### [What you have to do]
Output each entry exactly as written.

### [Data for processing]
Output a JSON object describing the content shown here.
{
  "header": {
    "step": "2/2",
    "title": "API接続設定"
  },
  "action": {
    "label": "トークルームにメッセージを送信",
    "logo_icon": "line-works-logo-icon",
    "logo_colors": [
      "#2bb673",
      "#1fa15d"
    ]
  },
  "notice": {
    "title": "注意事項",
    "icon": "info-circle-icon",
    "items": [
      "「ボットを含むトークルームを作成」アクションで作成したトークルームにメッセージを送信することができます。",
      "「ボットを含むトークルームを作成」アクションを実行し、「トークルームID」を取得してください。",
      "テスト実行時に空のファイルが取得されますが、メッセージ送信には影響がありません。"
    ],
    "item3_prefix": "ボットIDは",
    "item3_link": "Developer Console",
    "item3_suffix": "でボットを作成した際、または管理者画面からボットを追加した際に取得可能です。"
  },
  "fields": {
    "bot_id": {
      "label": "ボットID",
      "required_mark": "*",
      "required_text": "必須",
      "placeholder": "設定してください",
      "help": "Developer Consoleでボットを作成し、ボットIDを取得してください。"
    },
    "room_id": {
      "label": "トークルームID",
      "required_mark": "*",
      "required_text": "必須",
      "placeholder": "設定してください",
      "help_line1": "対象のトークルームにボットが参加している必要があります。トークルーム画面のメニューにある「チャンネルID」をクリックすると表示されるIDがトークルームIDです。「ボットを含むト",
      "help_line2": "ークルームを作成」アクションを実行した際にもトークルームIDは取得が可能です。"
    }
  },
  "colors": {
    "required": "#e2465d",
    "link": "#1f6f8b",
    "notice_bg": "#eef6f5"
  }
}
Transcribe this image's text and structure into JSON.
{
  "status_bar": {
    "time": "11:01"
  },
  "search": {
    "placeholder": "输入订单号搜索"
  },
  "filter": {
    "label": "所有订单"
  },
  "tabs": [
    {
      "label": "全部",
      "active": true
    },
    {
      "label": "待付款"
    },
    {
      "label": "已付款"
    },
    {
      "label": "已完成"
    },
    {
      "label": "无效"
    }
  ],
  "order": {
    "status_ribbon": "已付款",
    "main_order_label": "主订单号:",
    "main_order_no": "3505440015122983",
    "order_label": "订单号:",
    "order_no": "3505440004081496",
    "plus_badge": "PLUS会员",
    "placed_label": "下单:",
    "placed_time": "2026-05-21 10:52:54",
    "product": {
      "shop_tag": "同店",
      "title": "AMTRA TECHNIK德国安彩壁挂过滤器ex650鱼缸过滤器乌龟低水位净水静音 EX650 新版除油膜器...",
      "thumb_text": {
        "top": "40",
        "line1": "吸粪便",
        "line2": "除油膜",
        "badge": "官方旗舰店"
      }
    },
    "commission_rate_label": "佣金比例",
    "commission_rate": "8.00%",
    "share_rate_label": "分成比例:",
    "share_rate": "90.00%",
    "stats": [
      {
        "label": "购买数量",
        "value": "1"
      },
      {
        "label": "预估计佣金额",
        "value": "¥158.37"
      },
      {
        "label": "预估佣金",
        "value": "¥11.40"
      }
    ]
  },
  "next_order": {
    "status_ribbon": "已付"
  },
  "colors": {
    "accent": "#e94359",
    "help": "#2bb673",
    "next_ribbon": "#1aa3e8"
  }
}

### [Solution for this exercise]
Output a JSON object describing the content shown here.
{
  "header": {
    "step": "2/2",
    "title": "API接続設定"
  },
  "action": {
    "label": "トークルームにメッセージを送信",
    "logo_icon": "line-works-logo-icon",
    "logo_colors": [
      "#2bb673",
      "#1fa15d"
    ]
  },
  "notice": {
    "title": "注意事項",
    "icon": "info-circle-icon",
    "items": [
      "「ボットを含むトークルームを作成」アクションで作成したトークルームにメッセージを送信することができます。",
      "「ボットを含むトークルームを作成」アクションを実行し、「トークルームID」を取得してください。",
      "テスト実行時に空のファイルが取得されますが、メッセージ送信には影響がありません。"
    ],
    "item3_prefix": "ボットIDは",
    "item3_link": "Developer Console",
    "item3_suffix": "でボットを作成した際、または管理者画面からボットを追加した際に取得可能です。"
  },
  "fields": {
    "bot_id": {
      "label": "ボットID",
      "required_mark": "*",
      "required_text": "必須",
      "placeholder": "設定してください",
      "help": "Developer Consoleでボットを作成し、ボットIDを取得してください。"
    },
    "room_id": {
      "label": "トークルームID",
      "required_mark": "*",
      "required_text": "必須",
      "placeholder": "設定してください",
      "help_line1": "対象のトークルームにボットが参加している必要があります。トークルーム画面のメニューにある「チャンネルID」をクリックすると表示されるIDがトークルームIDです。「ボットを含むト",
      "help_line2": "ークルームを作成」アクションを実行した際にもトークルームIDは取得が可能です。"
    }
  },
  "colors": {
    "required": "#e2465d",
    "link": "#1f6f8b",
    "notice_bg": "#eef6f5"
  }
}
Transcribe this image's text and structure into JSON.
{
  "status_bar": {
    "time": "11:01"
  },
  "search": {
    "placeholder": "输入订单号搜索"
  },
  "filter": {
    "label": "所有订单"
  },
  "tabs": [
    {
      "label": "全部",
      "active": true
    },
    {
      "label": "待付款"
    },
    {
      "label": "已付款"
    },
    {
      "label": "已完成"
    },
    {
      "label": "无效"
    }
  ],
  "order": {
    "status_ribbon": "已付款",
    "main_order_label": "主订单号:",
    "main_order_no": "3505440015122983",
    "order_label": "订单号:",
    "order_no": "3505440004081496",
    "plus_badge": "PLUS会员",
    "placed_label": "下单:",
    "placed_time": "2026-05-21 10:52:54",
    "product": {
      "shop_tag": "同店",
      "title": "AMTRA TECHNIK德国安彩壁挂过滤器ex650鱼缸过滤器乌龟低水位净水静音 EX650 新版除油膜器...",
      "thumb_text": {
        "top": "40",
        "line1": "吸粪便",
        "line2": "除油膜",
        "badge": "官方旗舰店"
      }
    },
    "commission_rate_label": "佣金比例",
    "commission_rate": "8.00%",
    "share_rate_label": "分成比例:",
    "share_rate": "90.00%",
    "stats": [
      {
        "label": "购买数量",
        "value": "1"
      },
      {
        "label": "预估计佣金额",
        "value": "¥158.37"
      },
      {
        "label": "预估佣金",
        "value": "¥11.40"
      }
    ]
  },
  "next_order": {
    "status_ribbon": "已付"
  },
  "colors": {
    "accent": "#e94359",
    "help": "#2bb673",
    "next_ribbon": "#1aa3e8"
  }
}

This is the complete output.